BEGIN Supplied material
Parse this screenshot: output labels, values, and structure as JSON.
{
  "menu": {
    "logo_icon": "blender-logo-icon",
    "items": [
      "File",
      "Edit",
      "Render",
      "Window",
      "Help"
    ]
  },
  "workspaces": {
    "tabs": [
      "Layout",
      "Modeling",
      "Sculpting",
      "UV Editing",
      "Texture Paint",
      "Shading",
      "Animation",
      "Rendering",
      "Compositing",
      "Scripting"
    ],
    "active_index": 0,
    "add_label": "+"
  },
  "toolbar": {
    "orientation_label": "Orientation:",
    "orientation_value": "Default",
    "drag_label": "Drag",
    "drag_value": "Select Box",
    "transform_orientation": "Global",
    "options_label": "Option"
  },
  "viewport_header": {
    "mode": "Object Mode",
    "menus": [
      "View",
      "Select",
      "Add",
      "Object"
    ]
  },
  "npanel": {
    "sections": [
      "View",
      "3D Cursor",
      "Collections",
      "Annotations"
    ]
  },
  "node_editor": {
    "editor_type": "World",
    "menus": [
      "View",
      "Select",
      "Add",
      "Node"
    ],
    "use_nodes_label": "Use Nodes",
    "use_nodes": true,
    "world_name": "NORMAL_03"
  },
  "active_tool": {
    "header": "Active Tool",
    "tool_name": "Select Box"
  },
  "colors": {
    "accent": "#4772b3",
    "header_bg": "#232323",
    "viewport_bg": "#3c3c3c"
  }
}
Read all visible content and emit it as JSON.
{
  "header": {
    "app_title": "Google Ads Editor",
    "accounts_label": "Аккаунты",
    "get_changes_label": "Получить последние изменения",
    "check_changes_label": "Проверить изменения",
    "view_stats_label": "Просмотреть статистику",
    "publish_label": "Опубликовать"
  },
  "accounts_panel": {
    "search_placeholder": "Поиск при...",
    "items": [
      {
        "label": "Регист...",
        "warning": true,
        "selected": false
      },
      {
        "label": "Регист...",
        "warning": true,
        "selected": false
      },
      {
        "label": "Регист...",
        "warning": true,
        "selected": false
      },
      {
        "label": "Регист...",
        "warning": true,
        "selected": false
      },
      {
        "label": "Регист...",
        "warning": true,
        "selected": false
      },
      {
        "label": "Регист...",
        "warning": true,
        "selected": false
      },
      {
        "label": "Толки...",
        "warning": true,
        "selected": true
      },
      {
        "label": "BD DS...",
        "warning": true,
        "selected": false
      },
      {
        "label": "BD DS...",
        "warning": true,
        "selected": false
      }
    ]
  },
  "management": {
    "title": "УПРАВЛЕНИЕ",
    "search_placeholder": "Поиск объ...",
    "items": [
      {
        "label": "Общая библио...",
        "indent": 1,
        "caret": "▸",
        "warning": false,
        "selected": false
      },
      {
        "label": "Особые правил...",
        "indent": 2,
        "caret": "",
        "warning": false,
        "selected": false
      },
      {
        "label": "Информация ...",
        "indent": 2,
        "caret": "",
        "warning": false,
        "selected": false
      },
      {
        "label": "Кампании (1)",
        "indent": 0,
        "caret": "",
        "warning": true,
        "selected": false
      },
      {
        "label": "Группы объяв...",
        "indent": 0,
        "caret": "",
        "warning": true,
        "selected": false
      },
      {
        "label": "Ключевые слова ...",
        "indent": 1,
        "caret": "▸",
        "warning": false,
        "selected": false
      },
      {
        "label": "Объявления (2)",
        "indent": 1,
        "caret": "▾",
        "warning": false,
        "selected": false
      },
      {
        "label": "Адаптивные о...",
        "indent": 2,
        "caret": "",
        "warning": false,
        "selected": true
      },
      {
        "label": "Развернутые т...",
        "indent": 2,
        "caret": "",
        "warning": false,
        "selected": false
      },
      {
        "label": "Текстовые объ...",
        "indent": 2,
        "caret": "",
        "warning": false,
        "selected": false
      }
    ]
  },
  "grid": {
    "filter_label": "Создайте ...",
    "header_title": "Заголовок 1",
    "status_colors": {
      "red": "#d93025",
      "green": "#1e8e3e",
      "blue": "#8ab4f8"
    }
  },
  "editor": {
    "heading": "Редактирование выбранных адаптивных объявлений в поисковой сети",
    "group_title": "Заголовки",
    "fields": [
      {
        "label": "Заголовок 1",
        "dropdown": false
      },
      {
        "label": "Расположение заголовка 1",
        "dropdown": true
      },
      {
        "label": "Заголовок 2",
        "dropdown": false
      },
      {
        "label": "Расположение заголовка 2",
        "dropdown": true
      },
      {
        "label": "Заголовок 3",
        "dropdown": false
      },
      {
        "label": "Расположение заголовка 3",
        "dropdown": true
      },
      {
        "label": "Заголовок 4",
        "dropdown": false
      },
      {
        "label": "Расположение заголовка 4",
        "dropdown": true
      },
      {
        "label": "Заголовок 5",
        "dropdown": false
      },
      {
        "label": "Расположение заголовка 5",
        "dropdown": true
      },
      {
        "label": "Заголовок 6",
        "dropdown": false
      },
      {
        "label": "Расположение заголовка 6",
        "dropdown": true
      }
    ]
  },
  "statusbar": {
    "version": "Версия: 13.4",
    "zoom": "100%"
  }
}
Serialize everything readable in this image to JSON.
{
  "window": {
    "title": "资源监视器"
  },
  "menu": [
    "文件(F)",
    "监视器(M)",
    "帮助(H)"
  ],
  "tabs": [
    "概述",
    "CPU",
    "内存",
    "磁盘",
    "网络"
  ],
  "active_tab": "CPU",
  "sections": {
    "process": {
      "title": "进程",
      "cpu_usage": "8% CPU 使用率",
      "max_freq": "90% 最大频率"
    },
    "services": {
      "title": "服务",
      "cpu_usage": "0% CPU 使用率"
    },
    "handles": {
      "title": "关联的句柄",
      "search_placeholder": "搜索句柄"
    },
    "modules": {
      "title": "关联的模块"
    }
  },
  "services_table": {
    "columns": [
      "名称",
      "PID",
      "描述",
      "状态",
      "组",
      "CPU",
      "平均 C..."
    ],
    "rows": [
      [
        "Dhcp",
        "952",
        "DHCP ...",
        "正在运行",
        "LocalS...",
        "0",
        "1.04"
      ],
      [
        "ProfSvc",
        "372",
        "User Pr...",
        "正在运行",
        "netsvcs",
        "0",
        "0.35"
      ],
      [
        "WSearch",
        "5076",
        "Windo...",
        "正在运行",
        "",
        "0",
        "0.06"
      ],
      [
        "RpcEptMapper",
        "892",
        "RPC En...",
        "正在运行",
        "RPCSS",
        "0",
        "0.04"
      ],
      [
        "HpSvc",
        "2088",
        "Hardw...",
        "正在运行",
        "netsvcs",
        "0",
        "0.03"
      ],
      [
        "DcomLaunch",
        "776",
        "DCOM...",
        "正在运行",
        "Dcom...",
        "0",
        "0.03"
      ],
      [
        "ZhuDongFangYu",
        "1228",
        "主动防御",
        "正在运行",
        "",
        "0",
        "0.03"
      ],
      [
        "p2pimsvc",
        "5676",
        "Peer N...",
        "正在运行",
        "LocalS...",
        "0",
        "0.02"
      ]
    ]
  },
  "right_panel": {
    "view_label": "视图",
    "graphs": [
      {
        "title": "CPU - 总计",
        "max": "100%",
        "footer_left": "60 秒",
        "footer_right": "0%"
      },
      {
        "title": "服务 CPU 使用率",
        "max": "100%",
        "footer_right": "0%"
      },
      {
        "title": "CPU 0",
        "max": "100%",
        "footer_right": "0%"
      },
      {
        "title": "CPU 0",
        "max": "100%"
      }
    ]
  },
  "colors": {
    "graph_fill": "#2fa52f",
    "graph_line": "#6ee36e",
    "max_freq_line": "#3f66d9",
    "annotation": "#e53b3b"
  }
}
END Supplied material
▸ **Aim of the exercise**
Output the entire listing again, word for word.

▸ **Answer section**
Parse this screenshot: output labels, values, and structure as JSON.
{
  "menu": {
    "logo_icon": "blender-logo-icon",
    "items": [
      "File",
      "Edit",
      "Render",
      "Window",
      "Help"
    ]
  },
  "workspaces": {
    "tabs": [
      "Layout",
      "Modeling",
      "Sculpting",
      "UV Editing",
      "Texture Paint",
      "Shading",
      "Animation",
      "Rendering",
      "Compositing",
      "Scripting"
    ],
    "active_index": 0,
    "add_label": "+"
  },
  "toolbar": {
    "orientation_label": "Orientation:",
    "orientation_value": "Default",
    "drag_label": "Drag",
    "drag_value": "Select Box",
    "transform_orientation": "Global",
    "options_label": "Option"
  },
  "viewport_header": {
    "mode": "Object Mode",
    "menus": [
      "View",
      "Select",
      "Add",
      "Object"
    ]
  },
  "npanel": {
    "sections": [
      "View",
      "3D Cursor",
      "Collections",
      "Annotations"
    ]
  },
  "node_editor": {
    "editor_type": "World",
    "menus": [
      "View",
      "Select",
      "Add",
      "Node"
    ],
    "use_nodes_label": "Use Nodes",
    "use_nodes": true,
    "world_name": "NORMAL_03"
  },
  "active_tool": {
    "header": "Active Tool",
    "tool_name": "Select Box"
  },
  "colors": {
    "accent": "#4772b3",
    "header_bg": "#232323",
    "viewport_bg": "#3c3c3c"
  }
}
Read all visible content and emit it as JSON.
{
  "header": {
    "app_title": "Google Ads Editor",
    "accounts_label": "Аккаунты",
    "get_changes_label": "Получить последние изменения",
    "check_changes_label": "Проверить изменения",
    "view_stats_label": "Просмотреть статистику",
    "publish_label": "Опубликовать"
  },
  "accounts_panel": {
    "search_placeholder": "Поиск при...",
    "items": [
      {
        "label": "Регист...",
        "warning": true,
        "selected": false
      },
      {
        "label": "Регист...",
        "warning": true,
        "selected": false
      },
      {
        "label": "Регист...",
        "warning": true,
        "selected": false
      },
      {
        "label": "Регист...",
        "warning": true,
        "selected": false
      },
      {
        "label": "Регист...",
        "warning": true,
        "selected": false
      },
      {
        "label": "Регист...",
        "warning": true,
        "selected": false
      },
      {
        "label": "Толки...",
        "warning": true,
        "selected": true
      },
      {
        "label": "BD DS...",
        "warning": true,
        "selected": false
      },
      {
        "label": "BD DS...",
        "warning": true,
        "selected": false
      }
    ]
  },
  "management": {
    "title": "УПРАВЛЕНИЕ",
    "search_placeholder": "Поиск объ...",
    "items": [
      {
        "label": "Общая библио...",
        "indent": 1,
        "caret": "▸",
        "warning": false,
        "selected": false
      },
      {
        "label": "Особые правил...",
        "indent": 2,
        "caret": "",
        "warning": false,
        "selected": false
      },
      {
        "label": "Информация ...",
        "indent": 2,
        "caret": "",
        "warning": false,
        "selected": false
      },
      {
        "label": "Кампании (1)",
        "indent": 0,
        "caret": "",
        "warning": true,
        "selected": false
      },
      {
        "label": "Группы объяв...",
        "indent": 0,
        "caret": "",
        "warning": true,
        "selected": false
      },
      {
        "label": "Ключевые слова ...",
        "indent": 1,
        "caret": "▸",
        "warning": false,
        "selected": false
      },
      {
        "label": "Объявления (2)",
        "indent": 1,
        "caret": "▾",
        "warning": false,
        "selected": false
      },
      {
        "label": "Адаптивные о...",
        "indent": 2,
        "caret": "",
        "warning": false,
        "selected": true
      },
      {
        "label": "Развернутые т...",
        "indent": 2,
        "caret": "",
        "warning": false,
        "selected": false
      },
      {
        "label": "Текстовые объ...",
        "indent": 2,
        "caret": "",
        "warning": false,
        "selected": false
      }
    ]
  },
  "grid": {
    "filter_label": "Создайте ...",
    "header_title": "Заголовок 1",
    "status_colors": {
      "red": "#d93025",
      "green": "#1e8e3e",
      "blue": "#8ab4f8"
    }
  },
  "editor": {
    "heading": "Редактирование выбранных адаптивных объявлений в поисковой сети",
    "group_title": "Заголовки",
    "fields": [
      {
        "label": "Заголовок 1",
        "dropdown": false
      },
      {
        "label": "Расположение заголовка 1",
        "dropdown": true
      },
      {
        "label": "Заголовок 2",
        "dropdown": false
      },
      {
        "label": "Расположение заголовка 2",
        "dropdown": true
      },
      {
        "label": "Заголовок 3",
        "dropdown": false
      },
      {
        "label": "Расположение заголовка 3",
        "dropdown": true
      },
      {
        "label": "Заголовок 4",
        "dropdown": false
      },
      {
        "label": "Расположение заголовка 4",
        "dropdown": true
      },
      {
        "label": "Заголовок 5",
        "dropdown": false
      },
      {
        "label": "Расположение заголовка 5",
        "dropdown": true
      },
      {
        "label": "Заголовок 6",
        "dropdown": false
      },
      {
        "label": "Расположение заголовка 6",
        "dropdown": true
      }
    ]
  },
  "statusbar": {
    "version": "Версия: 13.4",
    "zoom": "100%"
  }
}
Serialize everything readable in this image to JSON.
{
  "window": {
    "title": "资源监视器"
  },
  "menu": [
    "文件(F)",
    "监视器(M)",
    "帮助(H)"
  ],
  "tabs": [
    "概述",
    "CPU",
    "内存",
    "磁盘",
    "网络"
  ],
  "active_tab": "CPU",
  "sections": {
    "process": {
      "title": "进程",
      "cpu_usage": "8% CPU 使用率",
      "max_freq": "90% 最大频率"
    },
    "services": {
      "title": "服务",
      "cpu_usage": "0% CPU 使用率"
    },
    "handles": {
      "title": "关联的句柄",
      "search_placeholder": "搜索句柄"
    },
    "modules": {
      "title": "关联的模块"
    }
  },
  "services_table": {
    "columns": [
      "名称",
      "PID",
      "描述",
      "状态",
      "组",
      "CPU",
      "平均 C..."
    ],
    "rows": [
      [
        "Dhcp",
        "952",
        "DHCP ...",
        "正在运行",
        "LocalS...",
        "0",
        "1.04"
      ],
      [
        "ProfSvc",
        "372",
        "User Pr...",
        "正在运行",
        "netsvcs",
        "0",
        "0.35"
      ],
      [
        "WSearch",
        "5076",
        "Windo...",
        "正在运行",
        "",
        "0",
        "0.06"
      ],
      [
        "RpcEptMapper",
        "892",
        "RPC En...",
        "正在运行",
        "RPCSS",
        "0",
        "0.04"
      ],
      [
        "HpSvc",
        "2088",
        "Hardw...",
        "正在运行",
        "netsvcs",
        "0",
        "0.03"
      ],
      [
        "DcomLaunch",
        "776",
        "DCOM...",
        "正在运行",
        "Dcom...",
        "0",
        "0.03"
      ],
      [
        "ZhuDongFangYu",
        "1228",
        "主动防御",
        "正在运行",
        "",
        "0",
        "0.03"
      ],
      [
        "p2pimsvc",
        "5676",
        "Peer N...",
        "正在运行",
        "LocalS...",
        "0",
        "0.02"
      ]
    ]
  },
  "right_panel": {
    "view_label": "视图",
    "graphs": [
      {
        "title": "CPU - 总计",
        "max": "100%",
        "footer_left": "60 秒",
        "footer_right": "0%"
      },
      {
        "title": "服务 CPU 使用率",
        "max": "100%",
        "footer_right": "0%"
      },
      {
        "title": "CPU 0",
        "max": "100%",
        "footer_right": "0%"
      },
      {
        "title": "CPU 0",
        "max": "100%"
      }
    ]
  },
  "colors": {
    "graph_fill": "#2fa52f",
    "graph_line": "#6ee36e",
    "max_freq_line": "#3f66d9",
    "annotation": "#e53b3b"
  }
}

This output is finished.